                  (a) Technical assistance for the implementation of international human rights instruments and their reporting obligations as well as related support for civil society;

                  (b) Technical assistance to CAVR on transitional justice, completing its research programme and consolidating its findings;

                  (c) Human rights training and materials for judicial officers and law enforcement officials, with a view to strengthening the justice system’s human rights capacity;

                  (d) Human rights training and materials for incorporation in the police training curriculum, with a view to strengthening law enforcement officials’ human rights capacity;

                        (e) Human rights training, procurement, translation and reproduction of materials for the national human rights institution, the Provedor;

                        (f) Human rights training for national institutions such as Parliament;

                  (g) Training on human rights advocacy, fellowships, procurement, translation, reproduction and dissemination of human rights educational and promotional materials, with a view to strengthening civil society’s expertise and sustainability.



1                    The High Commissioner urges the international community to continue to provide adequate resources to fund the continuation of the technical cooperation programme between OHCHR and the Government of Timor-Leste to assist, inter alia, the strengthening of the judiciary, the Office of the Provedor for Human Rights and Justice, the capacity of law-enforcement officials and civil society.

2                    While congratulating the Government for having initiated the treaty-reporting process, the High Commissioner reiterates the importance of ensuring that current or future legislation is consistent with the provisions of the international human rights instruments to which Timor-Leste is a party.

3                    While welcoming the promulgation in May 2004 of the law establishing the Office of Provedor for Human Rights and Justice,  the High Commissioner recommends an expeditious appointment of the Provedor.

4                    The High Commissioner urges the Government to establish a system of official visitors of prisons for effective independent monitoring of conditions of detention.  The High Commissioner also recommends the establishment of an external oversight mechanism to deal with complaints about human rights abuses in detention.

5                    While welcoming the adoption of the Disciplinary Regulation of the National Police, the High Commissioner is concerned about reports alleging misconduct on the part of PNTL members, and urges the Government to address human rights violations by PNTL, inter alia, through:

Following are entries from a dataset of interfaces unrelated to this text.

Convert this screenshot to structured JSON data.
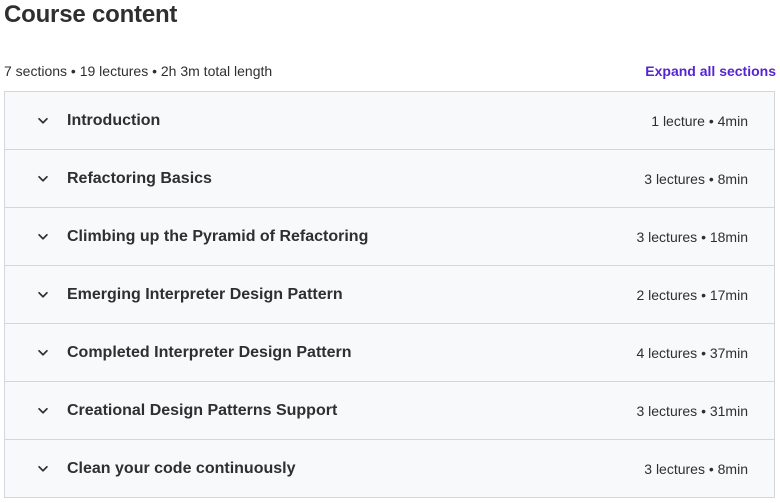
{
  "header": {
    "title": "Course content",
    "summary": "7 sections • 19 lectures • 2h 3m total length",
    "expand_label": "Expand all sections"
  },
  "colors": {
    "link": "#5624d0",
    "section_bg": "#f7f9fa",
    "border": "#d1d7dc",
    "text": "#2d2f31"
  },
  "sections": [
    {
      "title": "Introduction",
      "meta": "1 lecture • 4min",
      "icon": "chevron-down-icon"
    },
    {
      "title": "Refactoring Basics",
      "meta": "3 lectures • 8min",
      "icon": "chevron-down-icon"
    },
    {
      "title": "Climbing up the Pyramid of Refactoring",
      "meta": "3 lectures • 18min",
      "icon": "chevron-down-icon"
    },
    {
      "title": "Emerging Interpreter Design Pattern",
      "meta": "2 lectures • 17min",
      "icon": "chevron-down-icon"
    },
    {
      "title": "Completed Interpreter Design Pattern",
      "meta": "4 lectures • 37min",
      "icon": "chevron-down-icon"
    },
    {
      "title": "Creational Design Patterns Support",
      "meta": "3 lectures • 31min",
      "icon": "chevron-down-icon"
    },
    {
      "title": "Clean your code continuously",
      "meta": "3 lectures • 8min",
      "icon": "chevron-down-icon"
    }
  ]
}
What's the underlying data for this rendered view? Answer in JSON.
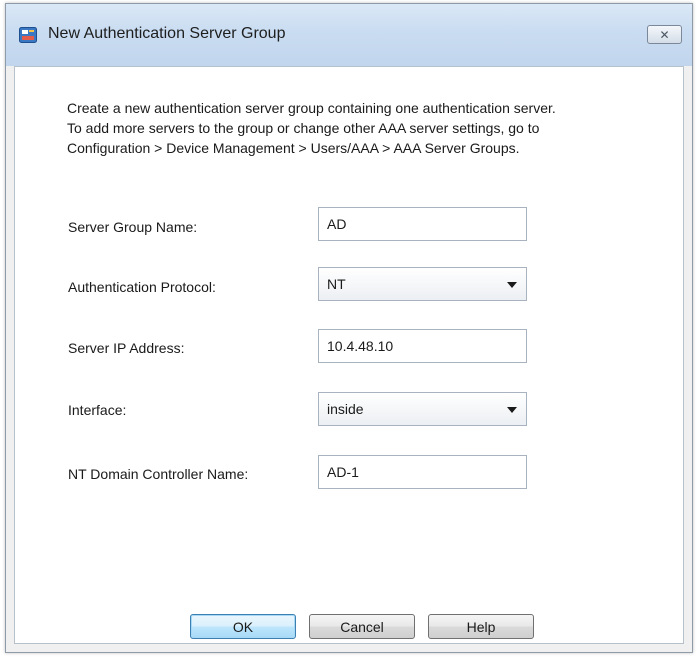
{
  "window": {
    "title": "New Authentication Server Group",
    "close_icon": "close-icon"
  },
  "description": {
    "line1": "Create a new authentication server group containing one authentication server.",
    "line2": "To add more servers to the group or change other AAA server settings, go to",
    "line3": "Configuration > Device Management > Users/AAA > AAA Server Groups."
  },
  "form": {
    "server_group_name": {
      "label": "Server Group Name:",
      "value": "AD"
    },
    "auth_protocol": {
      "label": "Authentication Protocol:",
      "value": "NT"
    },
    "server_ip": {
      "label": "Server IP Address:",
      "value": "10.4.48.10"
    },
    "interface": {
      "label": "Interface:",
      "value": "inside"
    },
    "nt_domain_controller": {
      "label": "NT Domain Controller Name:",
      "value": "AD-1"
    }
  },
  "buttons": {
    "ok": "OK",
    "cancel": "Cancel",
    "help": "Help"
  }
}
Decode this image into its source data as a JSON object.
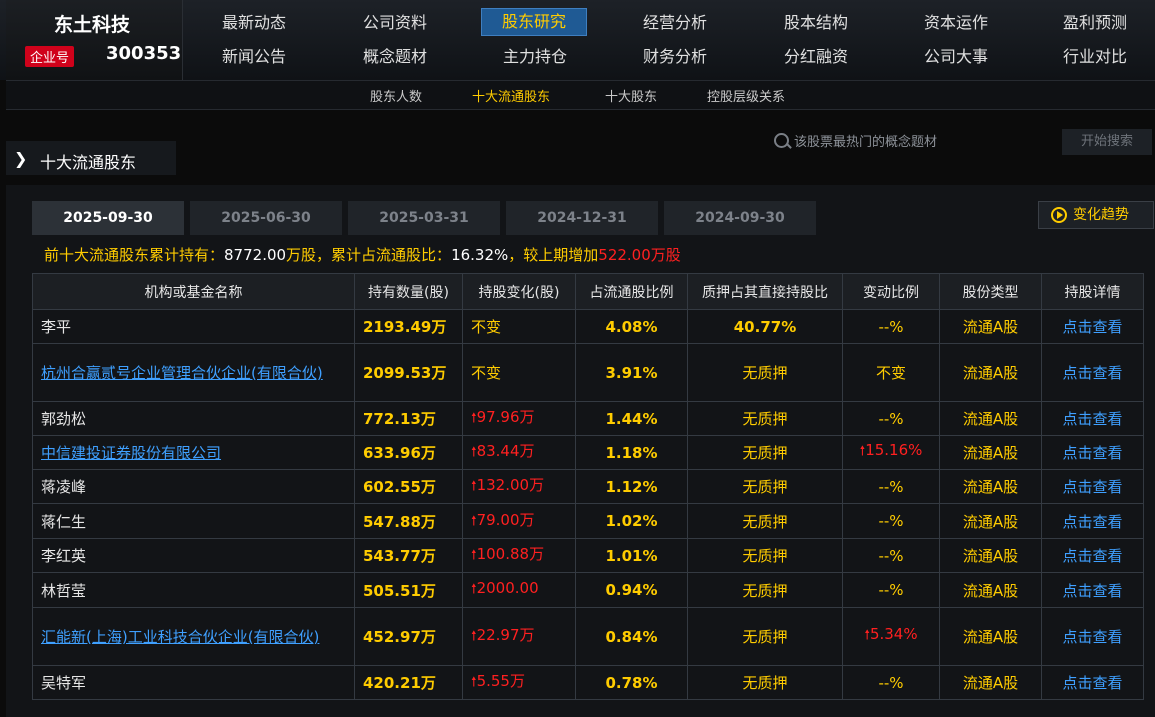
{
  "stock": {
    "name": "东土科技",
    "badge": "企业号",
    "code": "300353"
  },
  "nav": {
    "row1": [
      "最新动态",
      "公司资料",
      "股东研究",
      "经营分析",
      "股本结构",
      "资本运作",
      "盈利预测"
    ],
    "row2": [
      "新闻公告",
      "概念题材",
      "主力持仓",
      "财务分析",
      "分红融资",
      "公司大事",
      "行业对比"
    ],
    "active": "股东研究"
  },
  "subnav": {
    "items": [
      "股东人数",
      "十大流通股东",
      "十大股东",
      "控股层级关系"
    ],
    "active": "十大流通股东"
  },
  "search": {
    "placeholder": "该股票最热门的概念题材",
    "button": "开始搜索"
  },
  "section": {
    "title": "十大流通股东"
  },
  "tabs": [
    "2025-09-30",
    "2025-06-30",
    "2025-03-31",
    "2024-12-31",
    "2024-09-30"
  ],
  "active_tab": "2025-09-30",
  "trend_button": "变化趋势",
  "summary": {
    "prefix": "前十大流通股东累计持有：",
    "total": "8772.00",
    "unit1": "万股，累计占流通股比：",
    "ratio": "16.32%",
    "mid": "，较上期增加",
    "increase": "522.00万股"
  },
  "table": {
    "headers": [
      "机构或基金名称",
      "持有数量(股)",
      "持股变化(股)",
      "占流通股比例",
      "质押占其直接持股比",
      "变动比例",
      "股份类型",
      "持股详情"
    ],
    "rows": [
      {
        "name": "李平",
        "link": false,
        "qty": "2193.49万",
        "change": "不变",
        "change_up": false,
        "pct": "4.08%",
        "pledge": "40.77%",
        "var": "--%",
        "var_up": false,
        "type": "流通A股",
        "detail": "点击查看"
      },
      {
        "name": "杭州合赢贰号企业管理合伙企业(有限合伙)",
        "link": true,
        "qty": "2099.53万",
        "change": "不变",
        "change_up": false,
        "pct": "3.91%",
        "pledge": "无质押",
        "var": "不变",
        "var_up": false,
        "type": "流通A股",
        "detail": "点击查看"
      },
      {
        "name": "郭劲松",
        "link": false,
        "qty": "772.13万",
        "change": "97.96万",
        "change_up": true,
        "pct": "1.44%",
        "pledge": "无质押",
        "var": "--%",
        "var_up": false,
        "type": "流通A股",
        "detail": "点击查看"
      },
      {
        "name": "中信建投证券股份有限公司",
        "link": true,
        "qty": "633.96万",
        "change": "83.44万",
        "change_up": true,
        "pct": "1.18%",
        "pledge": "无质押",
        "var": "15.16%",
        "var_up": true,
        "type": "流通A股",
        "detail": "点击查看"
      },
      {
        "name": "蒋凌峰",
        "link": false,
        "qty": "602.55万",
        "change": "132.00万",
        "change_up": true,
        "pct": "1.12%",
        "pledge": "无质押",
        "var": "--%",
        "var_up": false,
        "type": "流通A股",
        "detail": "点击查看"
      },
      {
        "name": "蒋仁生",
        "link": false,
        "qty": "547.88万",
        "change": "79.00万",
        "change_up": true,
        "pct": "1.02%",
        "pledge": "无质押",
        "var": "--%",
        "var_up": false,
        "type": "流通A股",
        "detail": "点击查看"
      },
      {
        "name": "李红英",
        "link": false,
        "qty": "543.77万",
        "change": "100.88万",
        "change_up": true,
        "pct": "1.01%",
        "pledge": "无质押",
        "var": "--%",
        "var_up": false,
        "type": "流通A股",
        "detail": "点击查看"
      },
      {
        "name": "林哲莹",
        "link": false,
        "qty": "505.51万",
        "change": "2000.00",
        "change_up": true,
        "pct": "0.94%",
        "pledge": "无质押",
        "var": "--%",
        "var_up": false,
        "type": "流通A股",
        "detail": "点击查看"
      },
      {
        "name": "汇能新(上海)工业科技合伙企业(有限合伙)",
        "link": true,
        "qty": "452.97万",
        "change": "22.97万",
        "change_up": true,
        "pct": "0.84%",
        "pledge": "无质押",
        "var": "5.34%",
        "var_up": true,
        "type": "流通A股",
        "detail": "点击查看"
      },
      {
        "name": "吴特军",
        "link": false,
        "qty": "420.21万",
        "change": "5.55万",
        "change_up": true,
        "pct": "0.78%",
        "pledge": "无质押",
        "var": "--%",
        "var_up": false,
        "type": "流通A股",
        "detail": "点击查看"
      }
    ]
  },
  "colors": {
    "accent": "#ffcc00",
    "up": "#ff2020",
    "link": "#3fa0ff",
    "active_nav_bg": "#1f5a94",
    "badge_bg": "#d0021b"
  }
}
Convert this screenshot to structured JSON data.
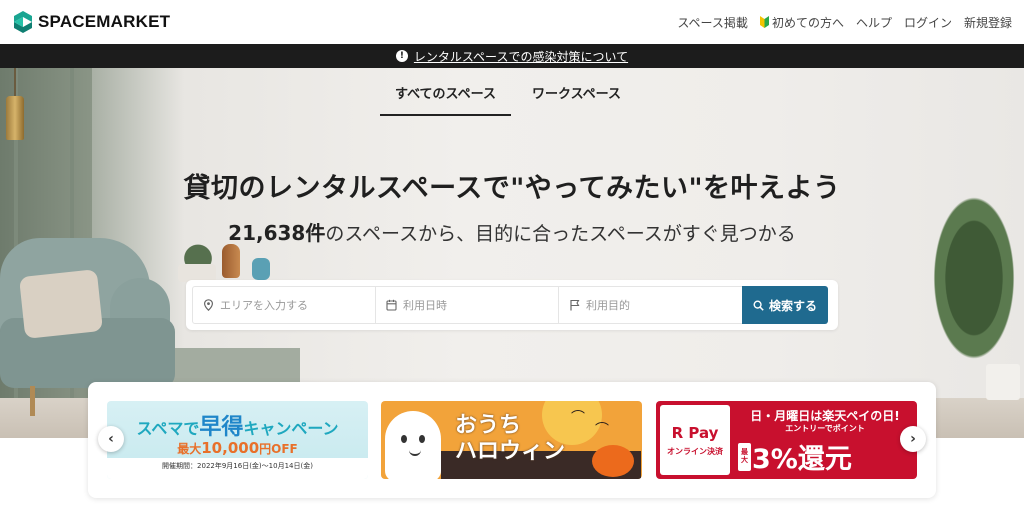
{
  "header": {
    "logo_text": "SPACEMARKET",
    "nav": [
      {
        "label": "スペース掲載"
      },
      {
        "label": "初めての方へ"
      },
      {
        "label": "ヘルプ"
      },
      {
        "label": "ログイン"
      },
      {
        "label": "新規登録"
      }
    ]
  },
  "notice": {
    "icon_glyph": "!",
    "link_text": "レンタルスペースでの感染対策について"
  },
  "tabs": [
    {
      "label": "すべてのスペース",
      "active": true
    },
    {
      "label": "ワークスペース",
      "active": false
    }
  ],
  "hero": {
    "headline": "貸切のレンタルスペースで\"やってみたい\"を叶えよう",
    "count": "21,638件",
    "subline_rest": "のスペースから、目的に合ったスペースがすぐ見つかる"
  },
  "search": {
    "area_placeholder": "エリアを入力する",
    "date_placeholder": "利用日時",
    "purpose_placeholder": "利用目的",
    "button_label": "検索する"
  },
  "banners": {
    "b1": {
      "line1_a": "スペマで",
      "line1_big": "早得",
      "line1_b": "キャンペーン",
      "line2_a": "最大",
      "line2_amt": "10,000",
      "line2_b": "円OFF",
      "period": "開催期間：2022年9月16日(金)～10月14日(金)"
    },
    "b2": {
      "line1": "おうち",
      "line2": "ハロウィン"
    },
    "b3": {
      "logo": "R Pay",
      "logo_sub": "オンライン決済",
      "line1": "日・月曜日は楽天ペイの日!",
      "line2": "エントリーでポイント",
      "max_a": "最",
      "max_b": "大",
      "big": "3%還元"
    }
  },
  "carousel": {
    "prev_glyph": "‹",
    "next_glyph": "›"
  },
  "colors": {
    "search_button": "#1f6a8f",
    "notice_bar": "#1c1c1c",
    "rakuten_red": "#c8102e",
    "halloween_orange": "#f2a33a"
  }
}
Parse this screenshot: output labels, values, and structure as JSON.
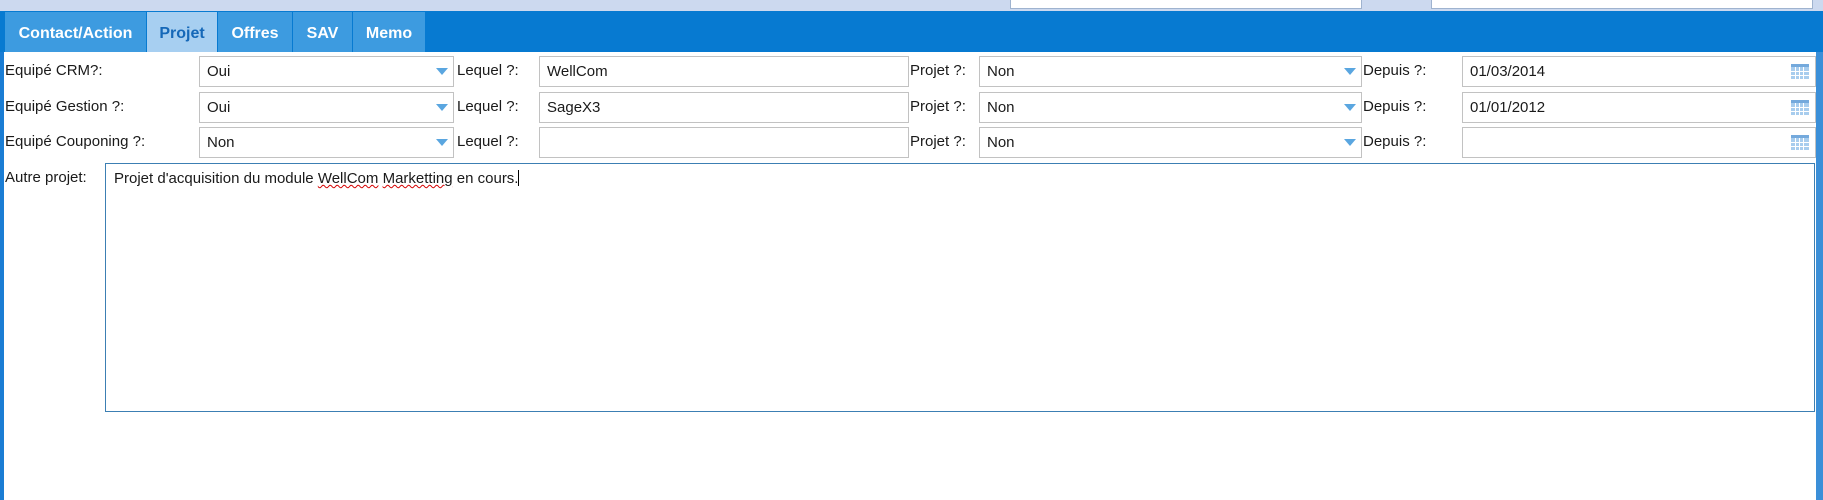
{
  "tabs": [
    {
      "label": "Contact/Action",
      "active": false
    },
    {
      "label": "Projet",
      "active": true
    },
    {
      "label": "Offres",
      "active": false
    },
    {
      "label": "SAV",
      "active": false
    },
    {
      "label": "Memo",
      "active": false
    }
  ],
  "rows": [
    {
      "equip_label": "Equipé CRM?:",
      "equip_value": "Oui",
      "lequel_label": "Lequel ?:",
      "lequel_value": "WellCom",
      "projet_label": "Projet ?:",
      "projet_value": "Non",
      "depuis_label": "Depuis ?:",
      "depuis_value": "01/03/2014"
    },
    {
      "equip_label": "Equipé Gestion ?:",
      "equip_value": "Oui",
      "lequel_label": "Lequel ?:",
      "lequel_value": "SageX3",
      "projet_label": "Projet ?:",
      "projet_value": "Non",
      "depuis_label": "Depuis ?:",
      "depuis_value": "01/01/2012"
    },
    {
      "equip_label": "Equipé Couponing ?:",
      "equip_value": "Non",
      "lequel_label": "Lequel ?:",
      "lequel_value": "",
      "projet_label": "Projet ?:",
      "projet_value": "Non",
      "depuis_label": "Depuis ?:",
      "depuis_value": ""
    }
  ],
  "autre_projet": {
    "label": "Autre projet:",
    "text_part1": "Projet d'acquisition du module ",
    "word1": "WellCom",
    "text_part2": " ",
    "word2": "Marketting",
    "text_part3": " en cours."
  },
  "colors": {
    "tabbar": "#077ad1",
    "tab": "#3d9be0",
    "tab_active": "#a7cff1",
    "arrow": "#5aa6e0"
  },
  "icons": {
    "combo": "chevron-down-icon",
    "date": "calendar-icon"
  }
}
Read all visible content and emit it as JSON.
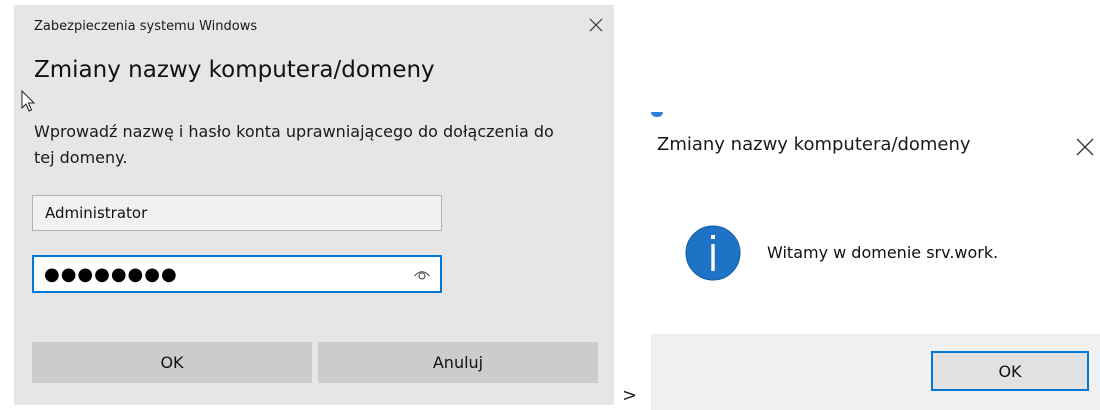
{
  "credential_dialog": {
    "caption": "Zabezpieczenia systemu Windows",
    "title": "Zmiany nazwy komputera/domeny",
    "description": "Wprowadź nazwę i hasło konta uprawniającego do dołączenia do tej domeny.",
    "username_value": "Administrator",
    "password_masked": "●●●●●●●●",
    "ok_label": "OK",
    "cancel_label": "Anuluj",
    "icons": {
      "close": "close-icon",
      "reveal": "eye-icon",
      "cursor": "mouse-pointer-icon"
    },
    "colors": {
      "background": "#e6e6e6",
      "focus_border": "#0078d7",
      "button": "#cccccc"
    }
  },
  "separator": {
    "text": ">"
  },
  "message_dialog": {
    "title": "Zmiany nazwy komputera/domeny",
    "message": "Witamy w domenie srv.work.",
    "ok_label": "OK",
    "icons": {
      "info": "info-icon",
      "close": "close-icon"
    },
    "colors": {
      "info_icon": "#1e73c7",
      "default_button_border": "#0078d7",
      "footer": "#f0f0f0"
    }
  }
}
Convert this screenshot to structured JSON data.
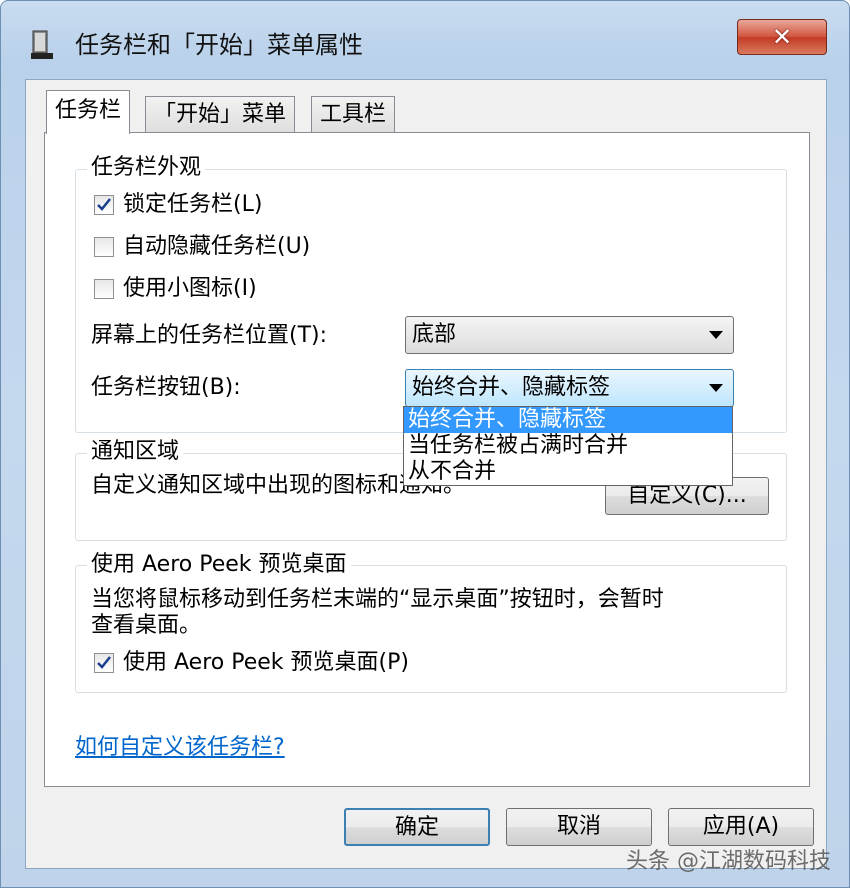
{
  "window": {
    "title": "任务栏和「开始」菜单属性",
    "close_label": "✕"
  },
  "tabs": [
    {
      "label": "任务栏",
      "active": true
    },
    {
      "label": "「开始」菜单",
      "active": false
    },
    {
      "label": "工具栏",
      "active": false
    }
  ],
  "appearance": {
    "group_title": "任务栏外观",
    "lock_taskbar": {
      "label": "锁定任务栏(L)",
      "checked": true
    },
    "auto_hide": {
      "label": "自动隐藏任务栏(U)",
      "checked": false
    },
    "small_icons": {
      "label": "使用小图标(I)",
      "checked": false
    },
    "position_label": "屏幕上的任务栏位置(T):",
    "position_value": "底部",
    "buttons_label": "任务栏按钮(B):",
    "buttons_value": "始终合并、隐藏标签",
    "buttons_options": [
      "始终合并、隐藏标签",
      "当任务栏被占满时合并",
      "从不合并"
    ]
  },
  "notification": {
    "group_title": "通知区域",
    "description": "自定义通知区域中出现的图标和通知。",
    "customize_button": "自定义(C)..."
  },
  "aero_peek": {
    "group_title": "使用 Aero Peek 预览桌面",
    "description_line1": "当您将鼠标移动到任务栏末端的“显示桌面”按钮时，会暂时",
    "description_line2": "查看桌面。",
    "checkbox": {
      "label": "使用 Aero Peek 预览桌面(P)",
      "checked": true
    }
  },
  "help_link": "如何自定义该任务栏?",
  "buttons": {
    "ok": "确定",
    "cancel": "取消",
    "apply": "应用(A)"
  },
  "watermark": "头条 @江湖数码科技"
}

         Reviewing the composition of the Inspectorate established under the Disciplinary Regulation to ensure its independence; and 

         Strengthening the Professional Ethics Office (PEO) by developing coordinated disciplinary and criminal investigation processes and providing adequate resources, including personnel.

1                    While welcoming the efforts of the PNTL Vulnerable Persons Unit to respond to reports of violence against women, the High Commissioner notes with concern that the draft law on domestic violence has not yet been adopted and that access to justice for women victims of violence continues to be a problem, and urges the Government, in cooperation with NGOs, to provide more specialized legal assistance to women and strengthen their access to justice.

2                    While welcoming the close cooperation between the Governments of Timor-Leste and Indonesia regarding reunification of Timorese families separated during the conflict in 1999, the High Commissioner encourages both Governments to expedite the process of reuniting children who are still separated with their families.

3                    While welcoming the successful completion of the CAVR community reconciliation hearings, truth-seeking hearings and the urgent reparations programme, the High Commissioner suggests that, in its final report, CAVR formulate recommendations on how to achieve long-term peace, stability and reconciliation, and encourages the Government to implement those recommendations with a view to preventing a recurrence of serious crimes and human rights violations.